# Exercise goal
State, as a bare number, how many lines below contain "Customer".

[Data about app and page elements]
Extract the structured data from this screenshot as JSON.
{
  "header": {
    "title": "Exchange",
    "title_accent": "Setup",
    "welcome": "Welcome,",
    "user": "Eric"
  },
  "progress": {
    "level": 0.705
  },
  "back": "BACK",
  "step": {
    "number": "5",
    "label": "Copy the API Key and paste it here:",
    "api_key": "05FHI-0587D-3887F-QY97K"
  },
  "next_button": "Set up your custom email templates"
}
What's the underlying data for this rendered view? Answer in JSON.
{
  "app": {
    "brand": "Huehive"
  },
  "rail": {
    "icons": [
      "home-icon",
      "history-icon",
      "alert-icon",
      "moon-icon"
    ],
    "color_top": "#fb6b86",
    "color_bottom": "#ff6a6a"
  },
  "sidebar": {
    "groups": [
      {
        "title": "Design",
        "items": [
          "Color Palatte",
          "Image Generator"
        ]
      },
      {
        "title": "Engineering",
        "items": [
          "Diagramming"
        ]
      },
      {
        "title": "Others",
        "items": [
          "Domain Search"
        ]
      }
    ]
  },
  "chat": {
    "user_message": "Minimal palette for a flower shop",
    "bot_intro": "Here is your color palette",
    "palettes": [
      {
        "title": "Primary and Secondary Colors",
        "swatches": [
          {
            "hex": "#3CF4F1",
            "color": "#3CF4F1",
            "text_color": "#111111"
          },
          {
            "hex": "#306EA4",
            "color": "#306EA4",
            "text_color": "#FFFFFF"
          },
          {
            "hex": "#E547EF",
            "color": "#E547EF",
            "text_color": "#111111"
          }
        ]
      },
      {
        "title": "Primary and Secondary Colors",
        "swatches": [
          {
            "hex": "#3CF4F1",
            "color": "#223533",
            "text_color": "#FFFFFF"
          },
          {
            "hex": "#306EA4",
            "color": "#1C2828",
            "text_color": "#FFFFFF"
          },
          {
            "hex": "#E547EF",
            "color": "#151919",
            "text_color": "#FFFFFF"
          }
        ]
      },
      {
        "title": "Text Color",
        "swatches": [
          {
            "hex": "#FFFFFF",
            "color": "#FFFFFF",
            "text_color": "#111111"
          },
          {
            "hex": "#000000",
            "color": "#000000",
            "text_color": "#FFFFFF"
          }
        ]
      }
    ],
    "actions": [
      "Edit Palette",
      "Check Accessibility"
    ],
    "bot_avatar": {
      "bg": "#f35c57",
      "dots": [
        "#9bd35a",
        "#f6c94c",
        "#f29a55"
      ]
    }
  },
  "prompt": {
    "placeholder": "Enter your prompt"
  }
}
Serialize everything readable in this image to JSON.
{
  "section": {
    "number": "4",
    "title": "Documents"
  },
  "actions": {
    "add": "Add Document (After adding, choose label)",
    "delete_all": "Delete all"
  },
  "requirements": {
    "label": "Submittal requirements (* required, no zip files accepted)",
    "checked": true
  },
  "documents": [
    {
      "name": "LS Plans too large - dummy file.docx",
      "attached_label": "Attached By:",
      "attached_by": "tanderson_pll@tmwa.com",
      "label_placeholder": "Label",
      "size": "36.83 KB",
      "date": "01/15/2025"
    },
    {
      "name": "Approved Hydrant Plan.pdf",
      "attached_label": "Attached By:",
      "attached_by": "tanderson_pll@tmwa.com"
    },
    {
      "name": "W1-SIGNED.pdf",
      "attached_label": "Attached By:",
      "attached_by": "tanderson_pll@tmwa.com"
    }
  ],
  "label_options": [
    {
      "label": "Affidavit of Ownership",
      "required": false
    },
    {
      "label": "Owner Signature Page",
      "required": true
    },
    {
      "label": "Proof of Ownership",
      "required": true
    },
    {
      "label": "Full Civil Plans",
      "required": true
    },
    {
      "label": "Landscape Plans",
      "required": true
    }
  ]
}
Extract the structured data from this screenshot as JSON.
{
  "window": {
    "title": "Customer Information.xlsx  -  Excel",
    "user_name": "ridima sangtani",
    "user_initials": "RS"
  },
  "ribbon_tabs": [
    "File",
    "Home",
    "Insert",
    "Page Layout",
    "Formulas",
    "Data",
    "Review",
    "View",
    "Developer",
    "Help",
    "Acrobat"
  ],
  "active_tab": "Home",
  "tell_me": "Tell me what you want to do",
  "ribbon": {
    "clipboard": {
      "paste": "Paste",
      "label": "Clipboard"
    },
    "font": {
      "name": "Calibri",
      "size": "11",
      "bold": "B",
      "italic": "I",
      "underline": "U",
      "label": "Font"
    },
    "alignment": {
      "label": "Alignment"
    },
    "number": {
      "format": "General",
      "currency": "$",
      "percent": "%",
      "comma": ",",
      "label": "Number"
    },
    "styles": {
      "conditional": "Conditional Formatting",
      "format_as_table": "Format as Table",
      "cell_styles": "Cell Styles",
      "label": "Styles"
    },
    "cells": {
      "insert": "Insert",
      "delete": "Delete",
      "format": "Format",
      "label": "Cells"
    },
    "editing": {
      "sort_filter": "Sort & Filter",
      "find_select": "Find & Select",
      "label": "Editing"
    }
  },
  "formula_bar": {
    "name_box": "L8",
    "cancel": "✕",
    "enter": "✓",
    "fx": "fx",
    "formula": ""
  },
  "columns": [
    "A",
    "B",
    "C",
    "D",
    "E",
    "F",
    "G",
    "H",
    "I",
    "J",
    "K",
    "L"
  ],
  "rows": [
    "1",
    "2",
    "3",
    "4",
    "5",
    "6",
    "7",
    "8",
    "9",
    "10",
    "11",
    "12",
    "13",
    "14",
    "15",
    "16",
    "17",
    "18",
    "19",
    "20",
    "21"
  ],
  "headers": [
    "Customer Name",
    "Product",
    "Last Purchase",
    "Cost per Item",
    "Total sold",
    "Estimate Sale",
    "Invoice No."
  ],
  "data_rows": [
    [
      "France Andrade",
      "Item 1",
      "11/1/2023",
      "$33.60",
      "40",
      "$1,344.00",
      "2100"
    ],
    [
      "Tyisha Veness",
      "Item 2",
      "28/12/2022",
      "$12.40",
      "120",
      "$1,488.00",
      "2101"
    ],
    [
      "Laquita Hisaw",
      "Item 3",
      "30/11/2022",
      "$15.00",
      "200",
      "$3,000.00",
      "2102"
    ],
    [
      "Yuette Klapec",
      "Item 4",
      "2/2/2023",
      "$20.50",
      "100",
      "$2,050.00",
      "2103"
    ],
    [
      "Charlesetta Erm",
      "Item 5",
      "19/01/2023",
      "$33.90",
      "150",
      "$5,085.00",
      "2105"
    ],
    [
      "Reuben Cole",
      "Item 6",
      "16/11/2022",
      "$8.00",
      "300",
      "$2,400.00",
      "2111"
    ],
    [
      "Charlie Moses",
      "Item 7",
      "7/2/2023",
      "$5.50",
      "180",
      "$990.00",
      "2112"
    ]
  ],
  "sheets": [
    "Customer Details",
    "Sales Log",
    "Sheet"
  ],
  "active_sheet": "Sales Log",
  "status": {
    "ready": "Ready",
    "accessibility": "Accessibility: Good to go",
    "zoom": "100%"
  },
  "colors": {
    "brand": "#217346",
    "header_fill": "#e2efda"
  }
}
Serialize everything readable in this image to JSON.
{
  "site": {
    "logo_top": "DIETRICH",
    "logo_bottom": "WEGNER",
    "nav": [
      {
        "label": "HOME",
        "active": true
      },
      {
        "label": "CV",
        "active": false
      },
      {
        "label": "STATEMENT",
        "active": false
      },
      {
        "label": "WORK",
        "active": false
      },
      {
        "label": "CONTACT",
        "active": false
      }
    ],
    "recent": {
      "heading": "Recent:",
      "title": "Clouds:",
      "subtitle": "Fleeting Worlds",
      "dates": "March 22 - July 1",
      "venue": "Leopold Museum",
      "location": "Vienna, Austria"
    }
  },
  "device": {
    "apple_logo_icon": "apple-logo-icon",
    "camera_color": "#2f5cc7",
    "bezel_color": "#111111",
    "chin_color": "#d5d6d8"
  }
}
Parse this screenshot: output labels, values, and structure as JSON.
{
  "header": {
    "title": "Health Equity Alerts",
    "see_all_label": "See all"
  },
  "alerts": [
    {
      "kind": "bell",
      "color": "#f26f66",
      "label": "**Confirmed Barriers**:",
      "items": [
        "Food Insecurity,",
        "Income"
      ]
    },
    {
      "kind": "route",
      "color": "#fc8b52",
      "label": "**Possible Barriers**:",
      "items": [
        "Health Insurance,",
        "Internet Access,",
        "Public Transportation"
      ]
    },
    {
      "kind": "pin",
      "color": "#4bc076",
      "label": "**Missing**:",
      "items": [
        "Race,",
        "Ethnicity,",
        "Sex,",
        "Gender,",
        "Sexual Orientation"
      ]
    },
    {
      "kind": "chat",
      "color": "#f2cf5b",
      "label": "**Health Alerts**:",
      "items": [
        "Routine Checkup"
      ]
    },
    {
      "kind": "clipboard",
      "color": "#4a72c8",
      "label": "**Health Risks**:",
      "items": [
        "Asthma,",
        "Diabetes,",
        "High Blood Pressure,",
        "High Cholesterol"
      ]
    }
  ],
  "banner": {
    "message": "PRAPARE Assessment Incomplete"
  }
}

# Answer for the task
3